A recent move by President Clinton to encourage the free flow of ideas between the U.S. and Cuba may vindicate yacht club members, especially those who want to contribute their knowledge and expertise to improving the state of recreational boating on the island. The executive order signed by Clinton two weeks ago eases travel restrictions for academic researchers, students, educators, artists, and clergy members, and facilitates licenses for relief agencies who want to deliver humanitarian aid.
The order may also provide a way for ordinary boaters to legally travel to Cuba and spend money. H.T. Pontin, a 75-year-old retired captain in the merchant marine, has made nine trips to Cuba on his 53-foot sailboat since he first went down with Basta! in 1993 to deliver food and medical supplies.

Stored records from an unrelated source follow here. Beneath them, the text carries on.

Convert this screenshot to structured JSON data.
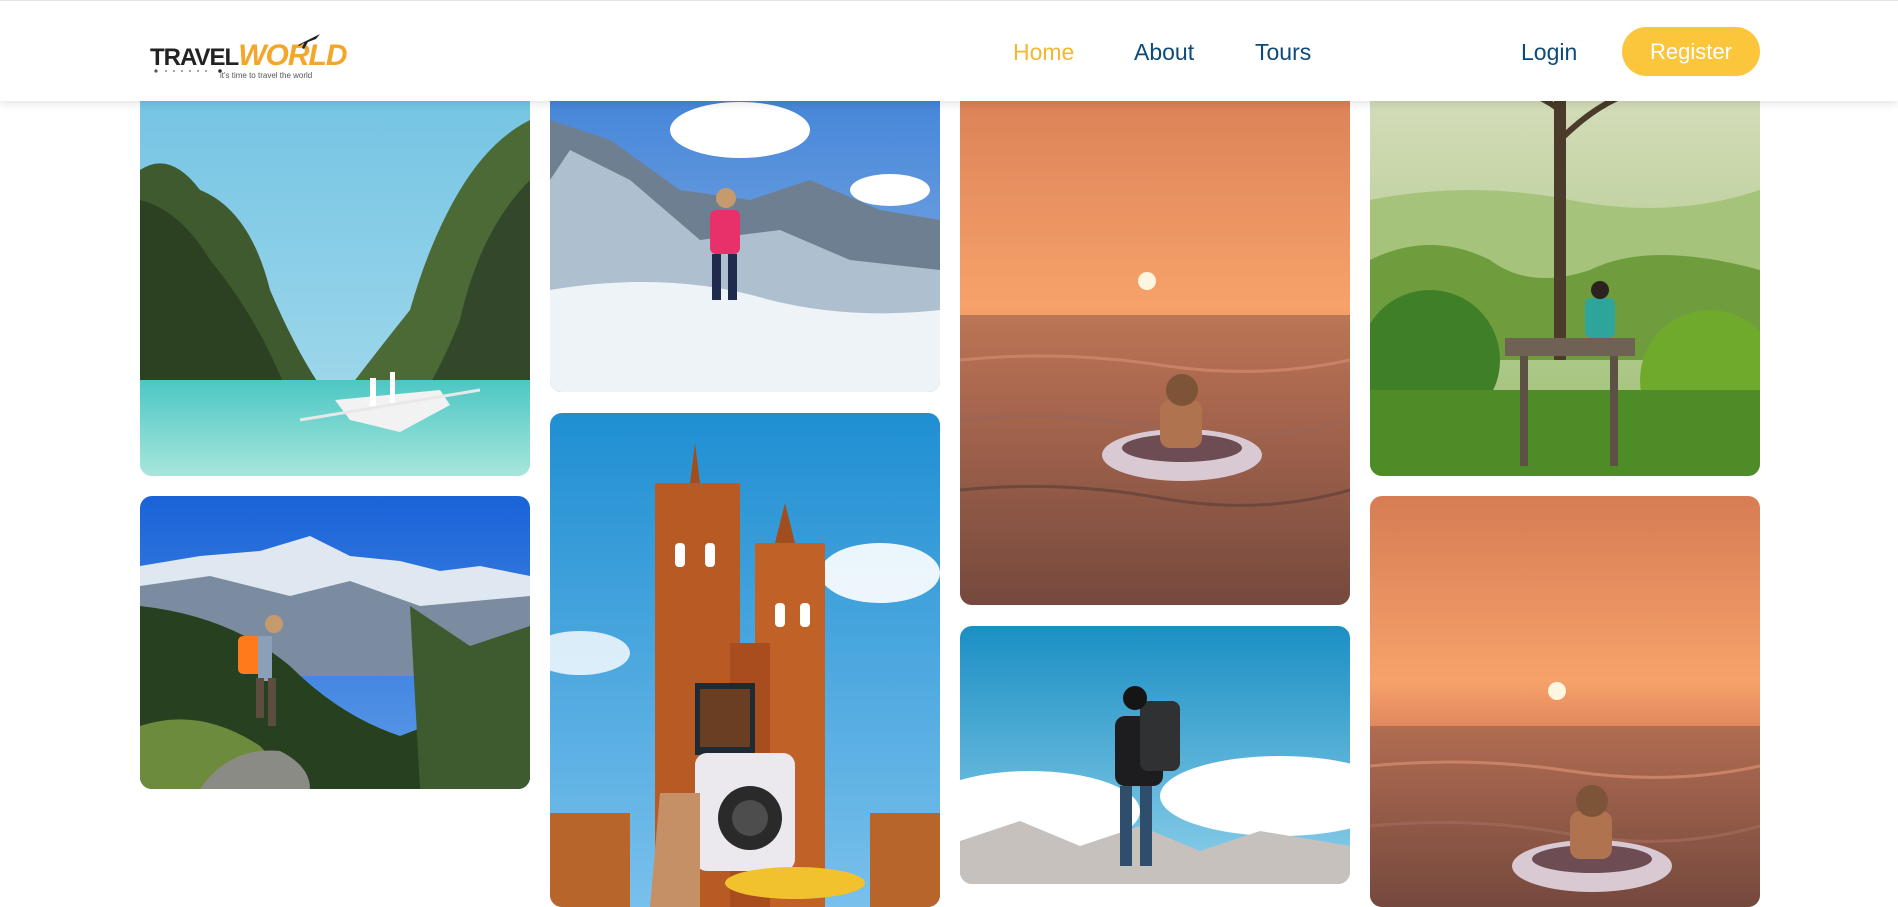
{
  "brand": {
    "name_part1": "TRAVEL",
    "name_part2": "WORLD",
    "tagline": "it's time to travel the world"
  },
  "nav": {
    "links": [
      {
        "label": "Home",
        "active": true
      },
      {
        "label": "About",
        "active": false
      },
      {
        "label": "Tours",
        "active": false
      }
    ],
    "login_label": "Login",
    "register_label": "Register"
  },
  "colors": {
    "accent": "#fbc53c",
    "nav_text": "#0b4a7a",
    "active_nav": "#f5b731"
  },
  "gallery": {
    "images": [
      {
        "name": "lagoon-boat-photo",
        "icon": "photo"
      },
      {
        "name": "mountain-climber-photo",
        "icon": "photo"
      },
      {
        "name": "sunset-float-photo",
        "icon": "photo"
      },
      {
        "name": "tree-platform-photo",
        "icon": "photo"
      },
      {
        "name": "hiker-mountains-photo",
        "icon": "photo"
      },
      {
        "name": "church-camera-photo",
        "icon": "photo"
      },
      {
        "name": "backpacker-clouds-photo",
        "icon": "photo"
      },
      {
        "name": "sunset-float-photo-2",
        "icon": "photo"
      }
    ]
  }
}
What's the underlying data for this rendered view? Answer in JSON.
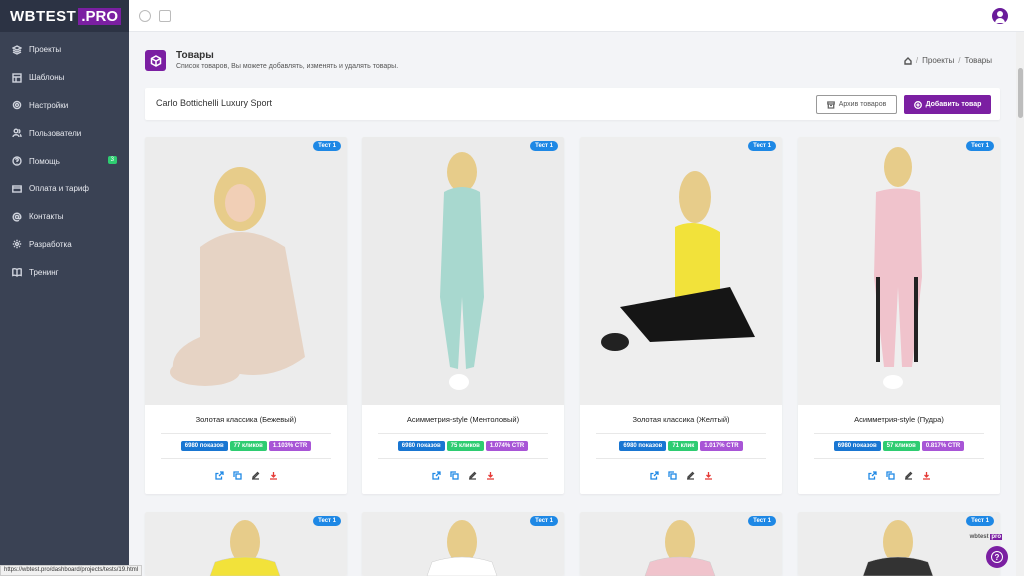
{
  "logo": {
    "text": "WBTEST",
    "pro": ".PRO"
  },
  "sidebar": {
    "items": [
      {
        "label": "Проекты",
        "icon": "layers-icon"
      },
      {
        "label": "Шаблоны",
        "icon": "layout-icon"
      },
      {
        "label": "Настройки",
        "icon": "gear-icon"
      },
      {
        "label": "Пользователи",
        "icon": "users-icon"
      },
      {
        "label": "Помощь",
        "icon": "help-circle-icon",
        "badge": "3"
      },
      {
        "label": "Оплата и тариф",
        "icon": "credit-card-icon"
      },
      {
        "label": "Контакты",
        "icon": "at-sign-icon"
      },
      {
        "label": "Разработка",
        "icon": "settings-icon"
      },
      {
        "label": "Тренинг",
        "icon": "book-icon"
      }
    ]
  },
  "header": {
    "title": "Товары",
    "subtitle": "Список товаров, Вы можете добавлять, изменять и удалять товары.",
    "breadcrumb": [
      "Проекты",
      "Товары"
    ]
  },
  "toolbar": {
    "project_name": "Carlo Bottichelli Luxury Sport",
    "archive_label": "Архив товаров",
    "add_label": "Добавить товар"
  },
  "products": [
    {
      "tag": "Тест 1",
      "name": "Золотая классика (Бежевый)",
      "views": "6980 показов",
      "clicks": "77 кликов",
      "ctr": "1.103% CTR",
      "bg": "#ececec",
      "outfit": "#e6d3c4"
    },
    {
      "tag": "Тест 1",
      "name": "Асимметрия-style (Ментоловый)",
      "views": "6980 показов",
      "clicks": "75 кликов",
      "ctr": "1.074% CTR",
      "bg": "#ebebeb",
      "outfit": "#a8d8cf"
    },
    {
      "tag": "Тест 1",
      "name": "Золотая классика (Желтый)",
      "views": "6980 показов",
      "clicks": "71 клик",
      "ctr": "1.017% CTR",
      "bg": "#eeeeee",
      "outfit": "#f2e23a"
    },
    {
      "tag": "Тест 1",
      "name": "Асимметрия-style (Пудра)",
      "views": "6980 показов",
      "clicks": "57 кликов",
      "ctr": "0.817% CTR",
      "bg": "#efefef",
      "outfit": "#f0c3cc"
    }
  ],
  "products_row2": [
    {
      "tag": "Тест 1",
      "outfit": "#f2e23a"
    },
    {
      "tag": "Тест 1",
      "outfit": "#ffffff"
    },
    {
      "tag": "Тест 1",
      "outfit": "#f0c3cc"
    },
    {
      "tag": "Тест 1",
      "outfit": "#333333"
    }
  ],
  "status_url": "https://wbtest.pro/dashboard/projects/tests/19.html",
  "watermark": {
    "text": "wbtest",
    "pro": "pro"
  }
}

Pontin, who lives in Ramrod Key, says he applied for and was granted a license to bring humanitarian aid. He also says he travels to Cuba with the blessing of Alpha 66, the militant anti-Castro group, because they understand that his actions weaken the communist government. "If I give four rolls of toilet paper away over there and the guy needs only two, he's going to sell two on the black market, and that doesn't help Castro," Pontin explains.

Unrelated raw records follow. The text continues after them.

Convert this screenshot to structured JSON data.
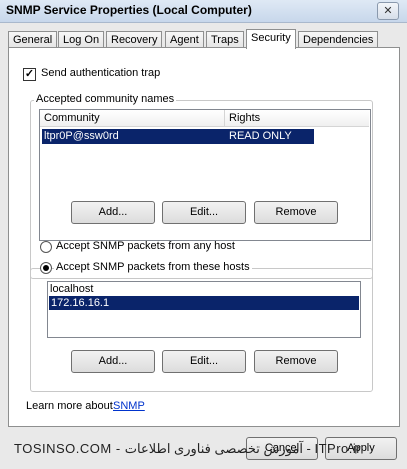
{
  "window": {
    "title": "SNMP Service Properties (Local Computer)",
    "close_glyph": "✕"
  },
  "tabs": [
    {
      "label": "General"
    },
    {
      "label": "Log On"
    },
    {
      "label": "Recovery"
    },
    {
      "label": "Agent"
    },
    {
      "label": "Traps"
    },
    {
      "label": "Security",
      "active": true
    },
    {
      "label": "Dependencies"
    }
  ],
  "security": {
    "send_auth_trap": {
      "label": "Send authentication trap",
      "checked": true,
      "mark": "✓"
    },
    "communities": {
      "group_title": "Accepted community names",
      "headers": {
        "community": "Community",
        "rights": "Rights"
      },
      "rows": [
        {
          "community": "ltpr0P@ssw0rd",
          "rights": "READ ONLY",
          "selected": true
        }
      ],
      "buttons": {
        "add": "Add...",
        "edit": "Edit...",
        "remove": "Remove"
      }
    },
    "accept_any": {
      "label": "Accept SNMP packets from any host",
      "selected": false
    },
    "accept_these": {
      "label": "Accept SNMP packets from these hosts",
      "selected": true
    },
    "hosts": {
      "items": [
        {
          "name": "localhost",
          "selected": false
        },
        {
          "name": "172.16.16.1",
          "selected": true
        }
      ],
      "buttons": {
        "add": "Add...",
        "edit": "Edit...",
        "remove": "Remove"
      }
    },
    "learn_more": {
      "prefix": "Learn more about",
      "link": "SNMP"
    }
  },
  "footer": {
    "watermark": "TOSINSO.COM - آموزش تخصصی فناوری اطلاعات - ITPro.ir",
    "cancel": "Cancel",
    "apply": "Apply"
  },
  "colors": {
    "selection": "#0a246a",
    "link": "#0033cc"
  }
}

John Young, the founder of Basta!, says other members of his organization also continue to go back and forth. Many call him to see if there is anything they can bring down, such as letters or medicine. "Right now [U.S. officials] are not fining or penalizing anyone who travels to Cuba," Young says. "They are just not doing it."
The Department of Justice claims that since 1981 five people have been convicted for violating the Trading with the Enemy Act and the Cuban Assets Control regulations, among them Dan Snow, a Texas bass fisherman who was arrested in 1989 and later sentenced to ninety days in jail and five years probation for leading charter fishing trips to Cuba.

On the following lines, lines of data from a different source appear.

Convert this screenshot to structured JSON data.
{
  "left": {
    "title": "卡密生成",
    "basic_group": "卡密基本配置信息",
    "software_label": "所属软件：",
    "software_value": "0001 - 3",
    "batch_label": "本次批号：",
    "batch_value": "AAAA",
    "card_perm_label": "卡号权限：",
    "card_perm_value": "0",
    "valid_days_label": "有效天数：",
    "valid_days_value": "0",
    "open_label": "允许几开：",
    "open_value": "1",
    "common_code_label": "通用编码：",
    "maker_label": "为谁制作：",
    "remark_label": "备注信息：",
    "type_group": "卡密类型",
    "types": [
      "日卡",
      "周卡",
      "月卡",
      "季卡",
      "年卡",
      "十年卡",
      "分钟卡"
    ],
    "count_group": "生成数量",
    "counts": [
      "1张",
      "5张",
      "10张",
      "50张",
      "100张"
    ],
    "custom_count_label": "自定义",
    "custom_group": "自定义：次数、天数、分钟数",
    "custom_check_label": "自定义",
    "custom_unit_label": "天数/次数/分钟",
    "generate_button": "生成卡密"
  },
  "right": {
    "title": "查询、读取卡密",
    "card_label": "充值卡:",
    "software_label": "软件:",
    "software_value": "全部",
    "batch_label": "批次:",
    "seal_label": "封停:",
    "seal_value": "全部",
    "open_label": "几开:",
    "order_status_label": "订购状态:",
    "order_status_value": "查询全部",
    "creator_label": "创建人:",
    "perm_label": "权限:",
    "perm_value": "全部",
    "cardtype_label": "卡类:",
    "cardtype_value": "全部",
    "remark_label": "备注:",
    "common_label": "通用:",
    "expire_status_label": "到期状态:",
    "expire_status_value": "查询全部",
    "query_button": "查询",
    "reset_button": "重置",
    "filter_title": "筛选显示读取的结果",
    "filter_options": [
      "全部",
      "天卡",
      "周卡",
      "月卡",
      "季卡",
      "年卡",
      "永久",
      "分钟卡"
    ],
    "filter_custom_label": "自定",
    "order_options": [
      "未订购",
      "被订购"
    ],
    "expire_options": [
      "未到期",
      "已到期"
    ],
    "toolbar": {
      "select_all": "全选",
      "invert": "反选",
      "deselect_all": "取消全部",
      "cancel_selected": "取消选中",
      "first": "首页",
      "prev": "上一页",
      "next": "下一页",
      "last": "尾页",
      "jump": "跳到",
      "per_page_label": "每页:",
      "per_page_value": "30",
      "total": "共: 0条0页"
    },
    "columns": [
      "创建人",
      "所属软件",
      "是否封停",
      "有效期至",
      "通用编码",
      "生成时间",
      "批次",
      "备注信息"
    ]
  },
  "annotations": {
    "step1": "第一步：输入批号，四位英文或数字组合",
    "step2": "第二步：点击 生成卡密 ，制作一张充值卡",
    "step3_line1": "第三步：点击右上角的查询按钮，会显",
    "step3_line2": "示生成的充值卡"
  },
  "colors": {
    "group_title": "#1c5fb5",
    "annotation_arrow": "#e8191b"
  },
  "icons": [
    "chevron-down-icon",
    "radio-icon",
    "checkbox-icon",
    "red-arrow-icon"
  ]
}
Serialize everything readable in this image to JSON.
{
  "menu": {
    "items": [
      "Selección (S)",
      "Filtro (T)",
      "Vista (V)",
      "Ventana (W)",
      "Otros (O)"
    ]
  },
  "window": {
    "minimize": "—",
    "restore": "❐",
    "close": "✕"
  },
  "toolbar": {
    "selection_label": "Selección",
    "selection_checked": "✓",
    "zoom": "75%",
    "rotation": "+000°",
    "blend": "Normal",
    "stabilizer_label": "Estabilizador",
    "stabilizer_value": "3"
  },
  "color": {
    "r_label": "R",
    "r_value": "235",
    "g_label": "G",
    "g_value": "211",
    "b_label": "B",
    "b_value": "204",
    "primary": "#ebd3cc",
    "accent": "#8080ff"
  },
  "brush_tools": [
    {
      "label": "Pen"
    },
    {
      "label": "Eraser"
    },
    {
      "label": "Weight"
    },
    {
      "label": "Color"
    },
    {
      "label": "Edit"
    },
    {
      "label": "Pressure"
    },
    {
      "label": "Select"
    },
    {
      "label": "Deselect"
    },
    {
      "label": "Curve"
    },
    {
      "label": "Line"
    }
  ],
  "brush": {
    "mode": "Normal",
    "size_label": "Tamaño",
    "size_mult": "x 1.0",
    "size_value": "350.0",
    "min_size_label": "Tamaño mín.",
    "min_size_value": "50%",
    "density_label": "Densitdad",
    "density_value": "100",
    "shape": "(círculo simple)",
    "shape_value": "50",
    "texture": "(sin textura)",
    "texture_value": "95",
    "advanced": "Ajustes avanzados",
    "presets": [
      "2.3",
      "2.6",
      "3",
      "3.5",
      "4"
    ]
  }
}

Snow recently completed his probation, and in June he resumed his trips to Cuba. "You want to go with me?" he asks from his home in Kingwood, Texas. "I'm going back next week." Snow says he's not worried about being arrested again because he believes that he would win his case the second time around.
"I'm not a communist, never have been, never will be," he proclaims. "But the people there are wonderful, and before our government worries about what freedoms the Cubans don't have, they should worry what freedoms we don't have -- like the freedom to travel."
Snow's fishing jaunts to Cuba, originally inspired by Cuba's pristine lakes and monster-size bass, have become a personal crusade. "I'm going to fight as hard as I can to win the right to travel for the American people," he vows. "And if I don't get it, I'm going to move to Canada."
Locally only one Key West boater has been charged with a crime after returning from Cuba. Richard Sperandio, age 58, was arrested in August after he came back to Key West from Marina Hemingway packing a boatload of 2700 coveted Cuban cigars. A participant in the Basta! humanitarian-aid efforts, Sperandio was indicted for importation of contraband, conspiracy to import contraband, and falsification of a customs declaration. Significantly, he was not charged with violating the U.S. embargo. (Sperandio's trial is scheduled to begin next month.)